Page header image

Rheumatic Fever

What is rheumatic fever?

Rheumatic fever is a disease that causes inflammation (swelling and redness) of many parts of the body. The disease can damage the heart, joints, brain, and skin.

What is the cause?

Rheumatic fever is caused by a reaction to a strep throat infection. Why some people have this reaction to strep bacteria is not well understood. Rheumatic fever may happen when your body’s defense against infection attacks the body as well as the strep germ. It can affect different parts of the body.

Most children with strep throat do not get rheumatic fever. Your child is more at risk for rheumatic fever if he or she has had:

  • An untreated strep infection
  • An incompletely treated infection because your child didn’t take all of the medicine prescribed, or
  • Several strep infections

Your child’s risk is also higher if other family members have had rheumatic fever.

What are the symptoms?

Symptoms, which usually start 2 to 3 weeks after a sore throat, may include:

  • Aching and swollen joints (ankles, knees, elbows, wrists), with the pain and swelling often moving from joint to joint
  • Fever
  • Tiredness
  • Chest pain
  • Shortness of breath
  • Jerky, uncontrollable movements of the face, arms, and legs
  • Red, flat, painless, and nonitching rash on the chest and belly or arms and legs
  • Small bumps under the skin on the elbows or knees

How is it diagnosed?

Your healthcare provider will ask about your child’s symptoms and medical history and examine your child. Tests may include:

  • Blood tests
  • A throat culture
  • Chest X-ray
  • An echocardiogram, which uses sound waves (ultrasound) to see how well the heart is pumping
  • An ECG (also called an EKG or electrocardiogram), which measures and records the heartbeat

How is it treated?

The treatment may include:

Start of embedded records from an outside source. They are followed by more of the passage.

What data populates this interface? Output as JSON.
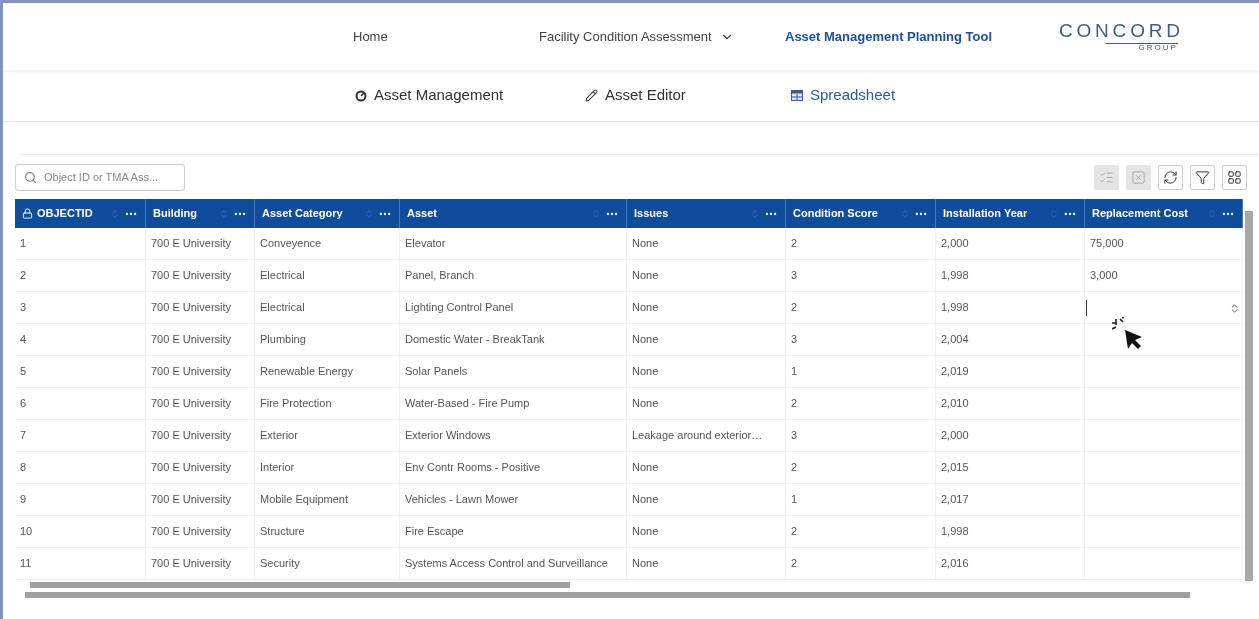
{
  "nav": {
    "items": [
      {
        "label": "Home",
        "selected": false,
        "kind": "link"
      },
      {
        "label": "Facility Condition Assessment",
        "selected": false,
        "kind": "dropdown"
      },
      {
        "label": "Asset Management Planning Tool",
        "selected": true,
        "kind": "link"
      }
    ],
    "logo": {
      "name": "CONCORD",
      "subtitle": "GROUP"
    }
  },
  "subnav": [
    {
      "label": "Asset Management",
      "selected": false,
      "kind": "gauge"
    },
    {
      "label": "Asset Editor",
      "selected": false,
      "kind": "pencil"
    },
    {
      "label": "Spreadsheet",
      "selected": true,
      "kind": "sheet"
    }
  ],
  "search": {
    "placeholder": "Object ID or TMA Ass..."
  },
  "toolbar": [
    {
      "kind": "list",
      "disabled": true
    },
    {
      "kind": "clear",
      "disabled": true
    },
    {
      "kind": "refresh",
      "disabled": false
    },
    {
      "kind": "filter",
      "disabled": false
    },
    {
      "kind": "grid",
      "disabled": false
    }
  ],
  "table": {
    "columns": [
      "OBJECTID",
      "Building",
      "Asset Category",
      "Asset",
      "Issues",
      "Condition Score",
      "Installation Year",
      "Replacement Cost"
    ],
    "rows": [
      {
        "cells": [
          "1",
          "700 E University",
          "Conveyence",
          "Elevator",
          "None",
          "2",
          "2,000",
          "75,000"
        ],
        "editing": false
      },
      {
        "cells": [
          "2",
          "700 E University",
          "Electrical",
          "Panel, Branch",
          "None",
          "3",
          "1,998",
          "3,000"
        ],
        "editing": false
      },
      {
        "cells": [
          "3",
          "700 E University",
          "Electrical",
          "Lighting Control Panel",
          "None",
          "2",
          "1,998",
          ""
        ],
        "editing": true
      },
      {
        "cells": [
          "4",
          "700 E University",
          "Plumbing",
          "Domestic Water - BreakTank",
          "None",
          "3",
          "2,004",
          ""
        ],
        "editing": false
      },
      {
        "cells": [
          "5",
          "700 E University",
          "Renewable Energy",
          "Solar Panels",
          "None",
          "1",
          "2,019",
          ""
        ],
        "editing": false
      },
      {
        "cells": [
          "6",
          "700 E University",
          "Fire Protection",
          "Water-Based - Fire Pump",
          "None",
          "2",
          "2,010",
          ""
        ],
        "editing": false
      },
      {
        "cells": [
          "7",
          "700 E University",
          "Exterior",
          "Exterior Windows",
          "Leakage around exterior…",
          "3",
          "2,000",
          ""
        ],
        "editing": false
      },
      {
        "cells": [
          "8",
          "700 E University",
          "Interior",
          "Env Contr Rooms - Positive",
          "None",
          "2",
          "2,015",
          ""
        ],
        "editing": false
      },
      {
        "cells": [
          "9",
          "700 E University",
          "Mobile Equipment",
          "Vehicles - Lawn Mower",
          "None",
          "1",
          "2,017",
          ""
        ],
        "editing": false
      },
      {
        "cells": [
          "10",
          "700 E University",
          "Structure",
          "Fire Escape",
          "None",
          "2",
          "1,998",
          ""
        ],
        "editing": false
      },
      {
        "cells": [
          "11",
          "700 E University",
          "Security",
          "Systems Access Control and Surveillance",
          "None",
          "2",
          "2,016",
          ""
        ],
        "editing": false
      }
    ]
  }
}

  • Antibiotic medicine to kill the strep bacteria
  • Medicine to control fever, joint pain, and inflammation
  • Steroid drugs to treat inflammation of the heart
  • Medicine to help control jerky movements
  • Bed rest until your child has a normal temperature without medicine
  • Several weeks of decreased activity

Rheumatic fever can last from 6 weeks to more than 6 months. Your child’s long-term health depends on how the heart has been affected by the disease. Rheumatic fever can weaken the heart muscle and affect the heart's ability to pump. The heart valves may also be affected. One or more valves may become scarred and after a while may have trouble opening and closing properly. Damage to the valves may not show up until years after the illness. Eventually, the valve may need to be repaired or replaced with surgery. Starting antibiotic treatment early when your child has rheumatic fever may prevent permanent damage to the heart. Your child may also need medicines to treat any heart symptoms.

It’s very important to keep from getting rheumatic fever again. Repeated infections increase the chances of permanent heart damage. Your child may need to take medicine daily, or get monthly shots to keep from having a strep infection again.

How can I take care of my child?

  • Make sure that your child takes all medicines as prescribed.
    • Make sure that your child takes the full course of antibiotics prescribed by your child’s healthcare provider. Your child may need to take an antibiotic regularly for months or years to prevent another strep infection. Your child may also need to take antibiotics before having dental work or surgery to help keep the heart from getting infected.
    • Using a steroid for a long time can have serious side effects. Steroid medicine needs to be taken exactly as your healthcare provider prescribes. Your child should not take more or less of it than prescribed by your provider and should not take it longer than prescribed. Your child should not stop taking a steroid without your provider's approval. Your child may have to lower the dosage slowly before stopping it.
  • Make sure that your child drinks lots of fluids
  • Follow the full course of treatment prescribed by your child’s healthcare provider. Ask your provider:
    • How and when you will hear your child’s test results
    • How long it will take your child to recover
    • If there are activities your child should avoid and when your child can return to normal activities
    • How to take care of your child at home
    • What symptoms or problems you should watch for and what to do if your child has them
  • Make sure you know when your child should come back for a checkup.

How can I help prevent rheumatic fever?

Tell your child’s healthcare provider if your child has a:

  • Sore throat and fever that last more than 24 hours
  • Severe sore throat without cold symptoms
  • Sore throat after being around someone with a strep throat

Treating strep throat infections with antibiotics can usually prevent rheumatic fever.

Developed by RelayHealth.
Pediatric Advisor 2015.3 published by RelayHealth.
Last modified: 2014-09-25
Last reviewed: 2013-09-08
This content is reviewed periodically and is subject to change as new health information becomes available. The information is intended to inform and educate and is not a replacement for medical evaluation, advice, diagnosis or treatment by a healthcare professional.
Copyright ©1986-2015 McKesson Corporation and/or one of its subsidiaries. All rights reserved.
Page footer image